    The first part of the course will focus on i) methods of asymptotic analysis, ii) the traditional von Neumann architecture (sequential computer), as well as iii) the aforementioned modern computing systems. The second part of the course will focus on fundamental computational paradigms and their implementation on a variety of modern computational systems.

    Much of the analysis will be considered in terms of running time, size of data, number of processors/cores, interconnection networks, cost, and work, to name a few. Asymptotic analysis will be used as a measure of these performance metrics and design options.

    Since the mid-2000s, this course has been taught as a theoretical course with three exams serving as assessments. While homeworks and programs are assigned, they are not collected/graded and have no impact on the students' grades.

    Note that I have been teaching this course since 1986, initially under the title of Analysis of Algorithms (CSE4/531). In 2013, the Department relabeled this course to CSE4/529 to distinguish it from the traditional sequential algorithms course, which now uses the course number CSE4/531.

    In recent years, the required text for the course has been Algorithms Sequential and Parallel: A Unified Approach (Third Edition).

    With permission, cool, and very useful, images by Lauren Richardson, 2021 (Use your mouse to navigate around on these models.):

    Current and Previous CSE4/529 and CSE4/531 Courses

    Spring 2024
    Fall 2023
    Spring 2023
    Fall 2022
    Spring 2022
    Fall 2021
    Fall 2020
    Fall 2019
    Spring 2019
    Fall 2018
                            Fall 2017
    Fall 2016
    Fall 2015
    Fall 2014
    Fall 2013
    Spring 2012
    Spring 2011
    Spring 2010
    Spring 1998
    Spring 1997
    Spring 1996

  • CSE 633: Parallel Algorithms

    The focus of this course is on the design, implementation, and analysis of student-chosen parallel solution(s) to disciplinary problems of interest to the student and their implementation on modern large-scale multiprocessor/multi-core/GPGPU-based systems.

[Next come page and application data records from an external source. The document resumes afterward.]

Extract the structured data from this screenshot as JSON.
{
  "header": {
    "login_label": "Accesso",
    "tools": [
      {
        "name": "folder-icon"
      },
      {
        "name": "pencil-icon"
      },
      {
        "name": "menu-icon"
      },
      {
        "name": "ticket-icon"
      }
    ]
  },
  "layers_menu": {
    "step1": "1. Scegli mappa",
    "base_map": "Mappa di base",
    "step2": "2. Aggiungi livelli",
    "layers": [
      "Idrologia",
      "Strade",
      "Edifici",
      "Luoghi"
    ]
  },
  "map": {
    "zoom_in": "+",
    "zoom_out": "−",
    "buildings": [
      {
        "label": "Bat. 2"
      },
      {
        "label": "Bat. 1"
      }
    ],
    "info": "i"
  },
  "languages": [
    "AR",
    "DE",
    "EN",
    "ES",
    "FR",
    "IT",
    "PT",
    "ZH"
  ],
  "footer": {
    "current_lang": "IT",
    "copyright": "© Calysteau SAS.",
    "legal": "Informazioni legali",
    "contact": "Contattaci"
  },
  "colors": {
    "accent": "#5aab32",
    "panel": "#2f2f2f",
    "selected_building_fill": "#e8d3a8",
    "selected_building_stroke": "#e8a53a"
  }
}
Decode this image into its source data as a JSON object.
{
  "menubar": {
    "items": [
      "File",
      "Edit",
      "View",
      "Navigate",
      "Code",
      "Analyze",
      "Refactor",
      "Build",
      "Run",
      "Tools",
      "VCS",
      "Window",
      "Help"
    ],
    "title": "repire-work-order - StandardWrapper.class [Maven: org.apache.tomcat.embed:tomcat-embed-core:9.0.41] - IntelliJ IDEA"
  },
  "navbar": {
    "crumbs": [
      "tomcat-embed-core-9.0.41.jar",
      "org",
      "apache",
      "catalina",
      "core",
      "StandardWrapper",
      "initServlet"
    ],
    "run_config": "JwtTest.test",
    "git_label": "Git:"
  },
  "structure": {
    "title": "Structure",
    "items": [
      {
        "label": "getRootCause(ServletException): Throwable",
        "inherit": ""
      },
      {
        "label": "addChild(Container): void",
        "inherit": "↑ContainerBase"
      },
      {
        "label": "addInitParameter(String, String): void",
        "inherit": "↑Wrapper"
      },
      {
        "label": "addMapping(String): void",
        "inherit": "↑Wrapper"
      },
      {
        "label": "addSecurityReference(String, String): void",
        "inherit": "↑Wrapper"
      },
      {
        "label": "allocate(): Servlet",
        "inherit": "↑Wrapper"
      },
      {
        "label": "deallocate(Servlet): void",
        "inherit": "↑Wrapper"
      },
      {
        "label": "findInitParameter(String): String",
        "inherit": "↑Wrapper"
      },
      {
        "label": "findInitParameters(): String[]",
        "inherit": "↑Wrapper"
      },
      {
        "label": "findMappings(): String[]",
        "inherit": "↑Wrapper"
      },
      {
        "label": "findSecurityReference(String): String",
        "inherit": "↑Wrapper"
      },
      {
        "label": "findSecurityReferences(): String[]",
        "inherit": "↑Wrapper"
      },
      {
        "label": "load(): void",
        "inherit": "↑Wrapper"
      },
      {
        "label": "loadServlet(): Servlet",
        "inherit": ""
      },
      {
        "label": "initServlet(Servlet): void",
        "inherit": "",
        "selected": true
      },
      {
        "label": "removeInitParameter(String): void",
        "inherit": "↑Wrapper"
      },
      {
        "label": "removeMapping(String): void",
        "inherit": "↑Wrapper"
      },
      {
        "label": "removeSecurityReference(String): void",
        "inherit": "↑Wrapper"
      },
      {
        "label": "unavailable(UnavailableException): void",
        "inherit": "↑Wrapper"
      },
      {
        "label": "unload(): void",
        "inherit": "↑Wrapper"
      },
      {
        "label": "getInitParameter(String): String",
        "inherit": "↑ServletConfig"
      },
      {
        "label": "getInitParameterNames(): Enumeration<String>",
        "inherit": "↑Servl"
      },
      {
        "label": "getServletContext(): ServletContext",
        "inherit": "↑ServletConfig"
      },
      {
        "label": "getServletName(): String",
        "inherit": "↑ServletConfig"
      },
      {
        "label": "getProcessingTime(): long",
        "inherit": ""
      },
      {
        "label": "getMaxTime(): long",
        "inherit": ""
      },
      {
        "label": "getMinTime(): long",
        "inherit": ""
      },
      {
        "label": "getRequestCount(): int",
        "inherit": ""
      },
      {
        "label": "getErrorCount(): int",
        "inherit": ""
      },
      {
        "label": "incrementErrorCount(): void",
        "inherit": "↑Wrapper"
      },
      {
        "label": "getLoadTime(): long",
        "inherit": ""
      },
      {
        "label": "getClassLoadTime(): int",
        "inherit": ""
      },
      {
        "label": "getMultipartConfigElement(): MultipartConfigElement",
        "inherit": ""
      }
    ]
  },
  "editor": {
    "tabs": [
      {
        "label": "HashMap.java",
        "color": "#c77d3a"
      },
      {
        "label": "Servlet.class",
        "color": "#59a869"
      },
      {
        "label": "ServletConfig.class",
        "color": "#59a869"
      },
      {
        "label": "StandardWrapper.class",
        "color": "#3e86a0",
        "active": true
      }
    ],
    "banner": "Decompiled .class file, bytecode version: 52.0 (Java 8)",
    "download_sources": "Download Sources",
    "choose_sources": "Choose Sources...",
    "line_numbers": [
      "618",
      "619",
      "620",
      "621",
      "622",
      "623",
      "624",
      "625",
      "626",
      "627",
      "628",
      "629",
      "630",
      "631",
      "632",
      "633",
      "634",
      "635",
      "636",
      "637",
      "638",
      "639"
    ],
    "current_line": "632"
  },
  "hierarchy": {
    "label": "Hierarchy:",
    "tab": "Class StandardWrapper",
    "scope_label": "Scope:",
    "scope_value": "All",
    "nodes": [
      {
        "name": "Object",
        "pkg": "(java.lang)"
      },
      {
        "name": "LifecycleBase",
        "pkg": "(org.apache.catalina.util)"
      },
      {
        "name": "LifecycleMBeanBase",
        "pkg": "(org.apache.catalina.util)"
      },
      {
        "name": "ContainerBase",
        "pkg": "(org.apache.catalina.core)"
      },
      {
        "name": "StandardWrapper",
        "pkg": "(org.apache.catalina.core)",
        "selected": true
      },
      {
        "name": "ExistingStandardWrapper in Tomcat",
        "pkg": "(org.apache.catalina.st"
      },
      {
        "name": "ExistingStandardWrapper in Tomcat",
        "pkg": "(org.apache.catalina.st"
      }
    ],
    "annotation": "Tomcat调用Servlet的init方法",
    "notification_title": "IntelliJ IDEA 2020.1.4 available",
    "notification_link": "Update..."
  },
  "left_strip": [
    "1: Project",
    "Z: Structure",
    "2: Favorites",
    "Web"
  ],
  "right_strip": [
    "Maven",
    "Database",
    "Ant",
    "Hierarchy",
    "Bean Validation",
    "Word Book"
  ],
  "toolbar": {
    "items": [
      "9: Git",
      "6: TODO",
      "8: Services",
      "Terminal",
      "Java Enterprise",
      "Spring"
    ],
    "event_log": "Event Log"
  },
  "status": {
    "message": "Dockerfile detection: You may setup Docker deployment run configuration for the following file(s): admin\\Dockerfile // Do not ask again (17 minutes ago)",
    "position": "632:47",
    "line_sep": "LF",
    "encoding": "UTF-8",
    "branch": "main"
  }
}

Students will have access to a variety of large multiprocessor systems and will receive instruction on the efficient utilization of such systems in addition to a variety of means (MPI, OpenMP, CUDA) of implementing algorithms to run efficiently on such systems. On-line tutorials and materials are available for MPI, OpenMP, and CUDA.

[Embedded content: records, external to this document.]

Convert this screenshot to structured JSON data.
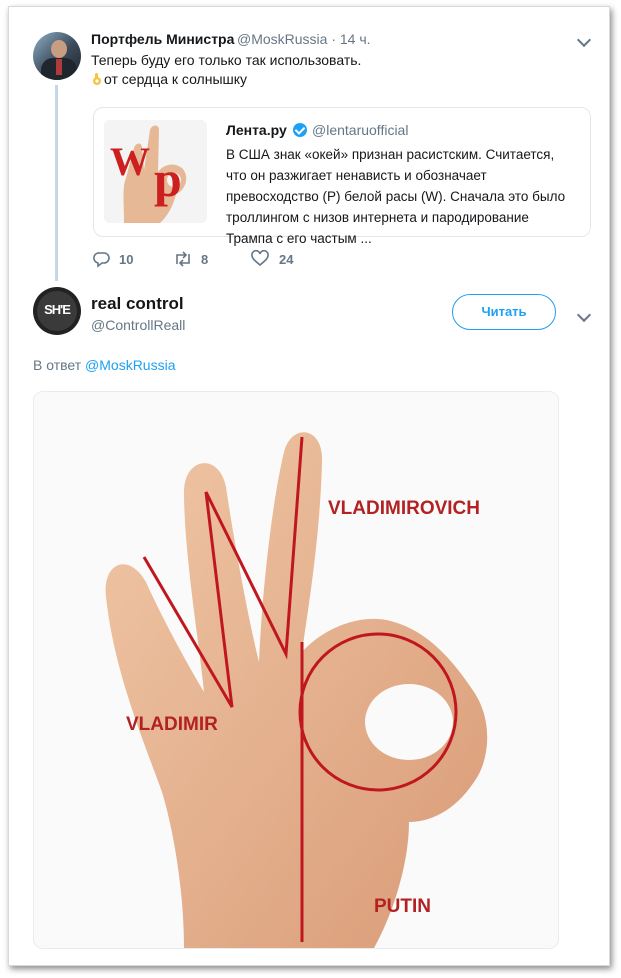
{
  "tweet1": {
    "author": "Портфель Министра",
    "handle": "@MoskRussia · 14 ч.",
    "line1": "Теперь буду его только так использовать.",
    "line2": "от сердца к солнышку",
    "emoji_icon": "ok-hand-icon",
    "actions": {
      "replies": "10",
      "retweets": "8",
      "likes": "24"
    }
  },
  "quote": {
    "author": "Лента.ру",
    "handle": "@lentaruofficial",
    "text": "В США знак «окей» признан расистским. Считается, что он разжигает ненависть и обозначает превосходство (P) белой расы (W). Сначала это было троллингом с низов интернета и пародирование Трампа с его частым ...",
    "thumb_letters": {
      "w": "W",
      "p": "p"
    }
  },
  "tweet2": {
    "author": "real control",
    "handle": "@ControllReall",
    "follow_label": "Читать",
    "avatar_text": "SH'E",
    "reply_prefix": "В ответ",
    "reply_handle": "@MoskRussia"
  },
  "image": {
    "label_vladimirovich": "VLADIMIROVICH",
    "label_vladimir": "VLADIMIR",
    "label_putin": "PUTIN"
  },
  "colors": {
    "accent": "#1da1f2",
    "line_red": "#c0171e",
    "label_red": "#b22222"
  }
}
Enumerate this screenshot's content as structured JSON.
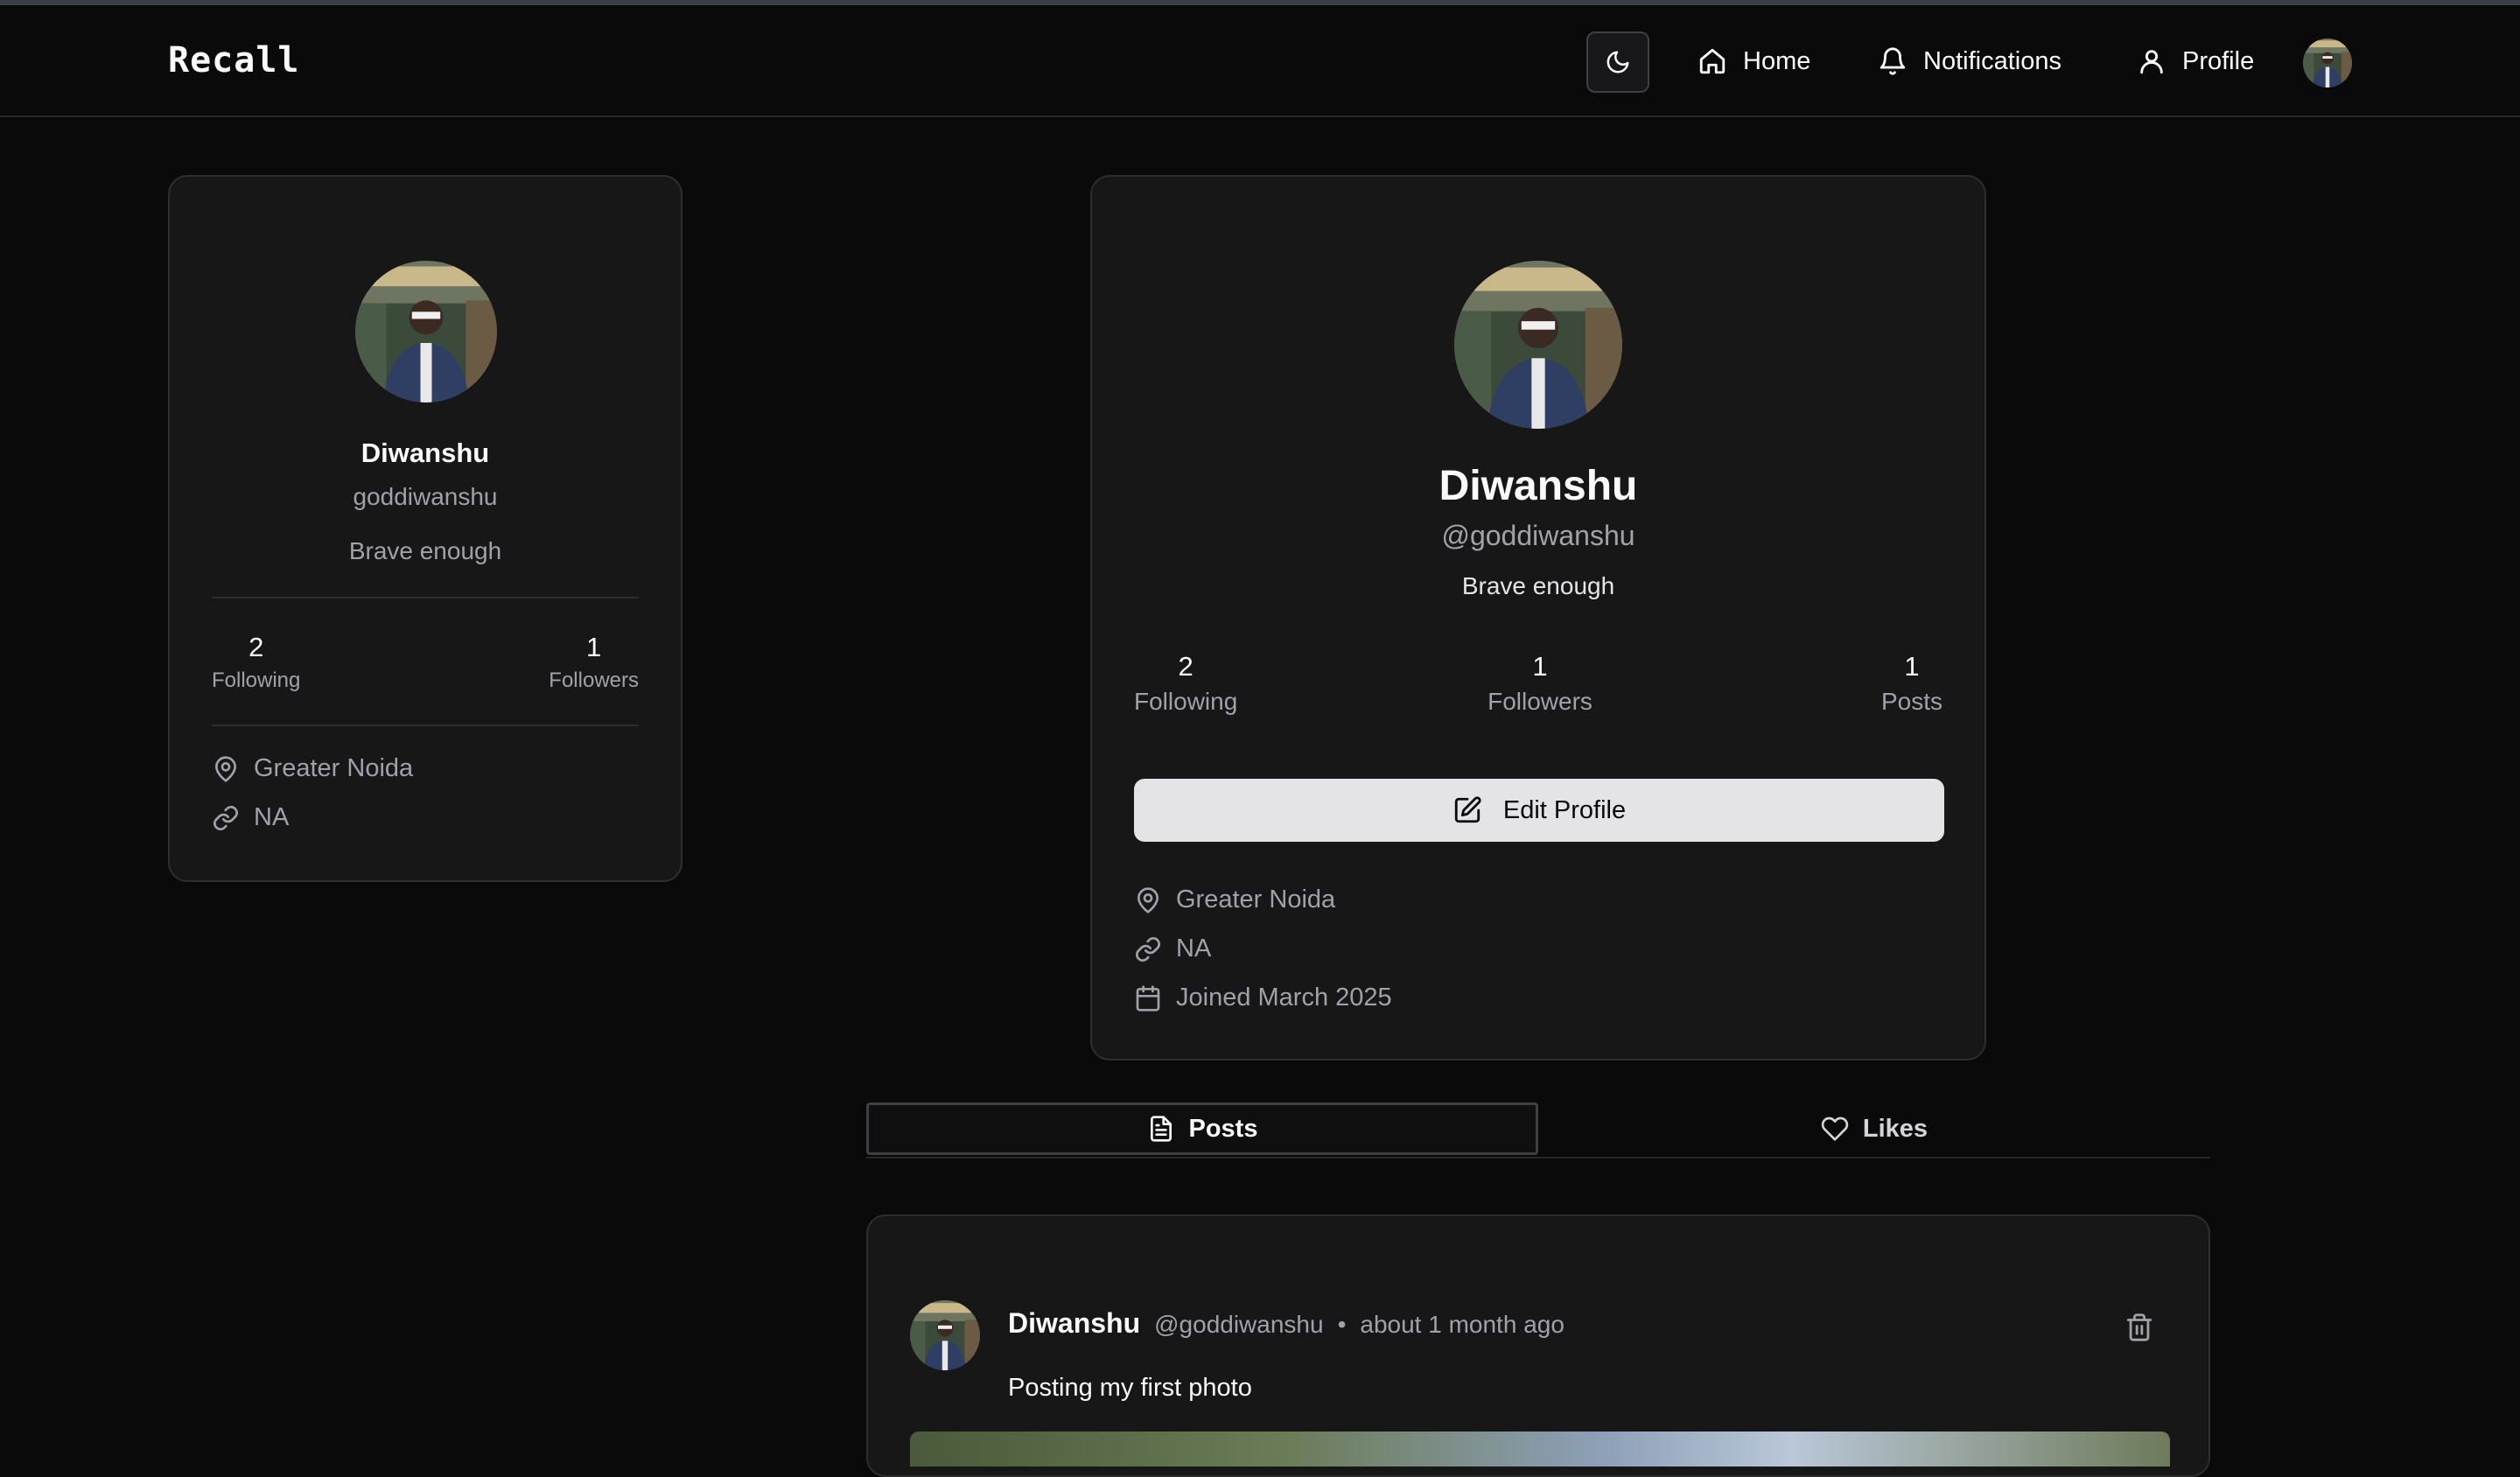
{
  "app": {
    "brand": "Recall"
  },
  "nav": {
    "home": "Home",
    "notifications": "Notifications",
    "profile": "Profile"
  },
  "user": {
    "name": "Diwanshu",
    "username": "goddiwanshu",
    "handle": "@goddiwanshu",
    "bio": "Brave enough",
    "following_count": "2",
    "following_label": "Following",
    "followers_count": "1",
    "followers_label": "Followers",
    "posts_count": "1",
    "posts_label": "Posts",
    "location": "Greater Noida",
    "website": "NA",
    "joined": "Joined March 2025"
  },
  "profile_card": {
    "edit_label": "Edit Profile"
  },
  "tabs": {
    "posts": "Posts",
    "likes": "Likes"
  },
  "post": {
    "author": "Diwanshu",
    "handle": "@goddiwanshu",
    "separator": "•",
    "time": "about 1 month ago",
    "content": "Posting my first photo"
  },
  "icons": {
    "theme": "moon-icon",
    "home": "home-icon",
    "notifications": "bell-icon",
    "profile": "user-icon",
    "location": "map-pin-icon",
    "link": "link-icon",
    "calendar": "calendar-icon",
    "edit": "edit-icon",
    "posts": "file-text-icon",
    "likes": "heart-icon",
    "delete": "trash-icon"
  }
}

    Prerequisite: Graduate standing in a STEM-based department. Note that it is advantageous to have taken CSE 529 prior to this class, but it is not required.

    More detailed course descriptions and presentations of recent offerings follow.

    (roughly, in reverse chronological order)
  • Programming Massively Parallel Systems (Fall, 2017, 2018, 2019, 2020, 2021, 2022)

  • Stuff Miller Likes (Spring, 2016)

    • Registration is limited and will be by permission. Material should be proposed by the student during the initial meeting.
  • Programming Massively Parallel Systems (Spring, 2013)

    • This seminar focuses on student projects involvinig high-performance computing systems.
    • Students will program HPC systems using, for example, OpenMP, MPI, CUDA, or similar.
    • Students will work on projects of their own choosing.
    • We will meet weekly, at a time convenient to all of those who register, and discuss goals and progress.
    • Students will share experiences and information in an effort to expedite the progress of all participants.
    • Please see information on related seminars on this page.
    • Available for 1, 2, or 3 credits.
    • Tutorials and fundamental information (e.g., MPI, PBS, CUDA, etc.) can be found through the material listed under CSE633 and the related CSE7XX seminars on this page.
  • Programming Massively Parallel GPGPU Systems (Fall 2009, Spring 2011, Spring, 2012)

  • Honors Seminar (Freshman): Computing at the High End (Fall, 2010)

  • Cyberinfrastructure (Fall 2007, Spring 2008)

  • Seminar on Grid Computing (2004-2006)

This seminar series focuses on fundamental aspects of Grid computing and Cyberinfrastructure. Some of the student presentations are available.

  • Seminar on WWW

This "seminar" is open to graduate students and undergraduates, by permission of instructor. Topics to be covered include HTML, CGI, perl, Java, and issues of security, to name a few.

CCR-Affiliated Summer Workshops, Courses, and Certificates